The Ninth Circuit disagreed with the BAP and held that §510(b) does apply to individuals. However, the Court also held that the claim did not “arise out of the purchase or sale of securities”, and thus the claim was not subject to mandatory subordination under §510(b). Although the courts have given broad interpretation to the phrase “arising from”, this stops short of applying to every transaction involving stocks. While the Superior Court did relate back to the initial purchase of the stock, it did so purely as a means to assess the award of damages. The claim itself did not relate to this purchase of stock or the risks that entail such a purchase, but rather to the fraud and conversion that occurred many years later.

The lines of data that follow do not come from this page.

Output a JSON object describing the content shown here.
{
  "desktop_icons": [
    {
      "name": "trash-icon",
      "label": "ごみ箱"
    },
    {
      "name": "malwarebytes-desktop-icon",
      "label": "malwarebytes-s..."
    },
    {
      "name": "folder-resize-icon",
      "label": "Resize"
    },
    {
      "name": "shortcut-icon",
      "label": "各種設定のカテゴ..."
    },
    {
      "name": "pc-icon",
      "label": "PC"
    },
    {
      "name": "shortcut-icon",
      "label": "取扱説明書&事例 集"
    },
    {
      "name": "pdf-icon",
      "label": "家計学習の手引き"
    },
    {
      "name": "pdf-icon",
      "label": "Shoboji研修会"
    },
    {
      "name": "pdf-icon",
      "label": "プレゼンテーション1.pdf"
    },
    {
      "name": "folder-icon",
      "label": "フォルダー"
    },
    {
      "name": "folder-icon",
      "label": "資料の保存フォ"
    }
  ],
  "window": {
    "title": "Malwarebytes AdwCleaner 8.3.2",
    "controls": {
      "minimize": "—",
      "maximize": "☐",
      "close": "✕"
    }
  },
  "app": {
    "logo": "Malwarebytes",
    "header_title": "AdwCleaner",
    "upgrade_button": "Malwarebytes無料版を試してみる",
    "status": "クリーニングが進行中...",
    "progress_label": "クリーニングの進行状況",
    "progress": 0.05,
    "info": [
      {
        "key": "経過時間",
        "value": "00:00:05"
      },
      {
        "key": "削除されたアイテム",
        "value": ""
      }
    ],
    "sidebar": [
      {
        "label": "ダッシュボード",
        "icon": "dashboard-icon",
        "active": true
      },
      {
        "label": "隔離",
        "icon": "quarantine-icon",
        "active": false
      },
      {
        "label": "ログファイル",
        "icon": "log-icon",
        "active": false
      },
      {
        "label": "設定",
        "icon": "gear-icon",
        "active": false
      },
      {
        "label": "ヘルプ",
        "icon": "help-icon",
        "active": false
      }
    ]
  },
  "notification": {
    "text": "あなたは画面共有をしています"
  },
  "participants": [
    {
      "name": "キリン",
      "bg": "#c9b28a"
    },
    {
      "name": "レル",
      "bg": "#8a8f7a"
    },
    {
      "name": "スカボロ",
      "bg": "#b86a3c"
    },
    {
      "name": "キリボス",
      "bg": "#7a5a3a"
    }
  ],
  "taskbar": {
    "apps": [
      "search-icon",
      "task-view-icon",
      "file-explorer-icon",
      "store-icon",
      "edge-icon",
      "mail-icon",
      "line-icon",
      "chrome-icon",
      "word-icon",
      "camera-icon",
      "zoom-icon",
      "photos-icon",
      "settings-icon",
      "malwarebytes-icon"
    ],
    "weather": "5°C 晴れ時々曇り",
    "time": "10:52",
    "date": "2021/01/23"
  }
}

The Court then looked at whether the trial court abused its discretion in converting the cases to Chapter 7 for bad faith. The debtors cited to the factors set out in In re Leavitt for finding bad faith: 1) whether the debtors misrepresented facts in petition or plan, unfairly manipulated the Bankruptcy Code, or otherwise filed his Chapter 13 petition or plan in an unequitable manner; 2) the debtor's history of filings and dismissals; 3) whether the debtor only intended to defeat state court litigation; and 4) whether egregious behavior is present.
The Court found that: Debtors manipulated the bankruptcy proceedings; intended to interfere with the state court litigation; and that their behavior was egregious to say the least. The Court did not that the third Leavitt factor, prior filings/dismissals, did not cut against them. Debtors argued that under the third factor, they did not only intend to defeat the state court litigation. The Court noted that the Leavitt factors are just factors that should be considered, but that the true test is the totality of circumstances. Under the totality of circumstances there was no abuse of discretion.
Bankruptcy Code §510(b): “For the purpose of distribution under this title, a claim arising from rescission of a purchase or sale of a security of the debtor or of an affiliate of the debtor, for damages arising from the purchase or sale of such a security, or for reimbursement or contribution allowed under section 502 on account of such a claim, shall be subordinated to all claims or interests that are senior to or equal the claim or interest represented by such security, except that if such security is common stock, such claim has the same priority as common stock.”
Racusin v. Am. Wagering, Inc. (In re Am. Wagering, Inc.), 493 F.3d 1067 (9th Cir. 2007) (claim did not arise from the purchase or sale of securities; value at time of transaction used solely for purpose of liquidating damages)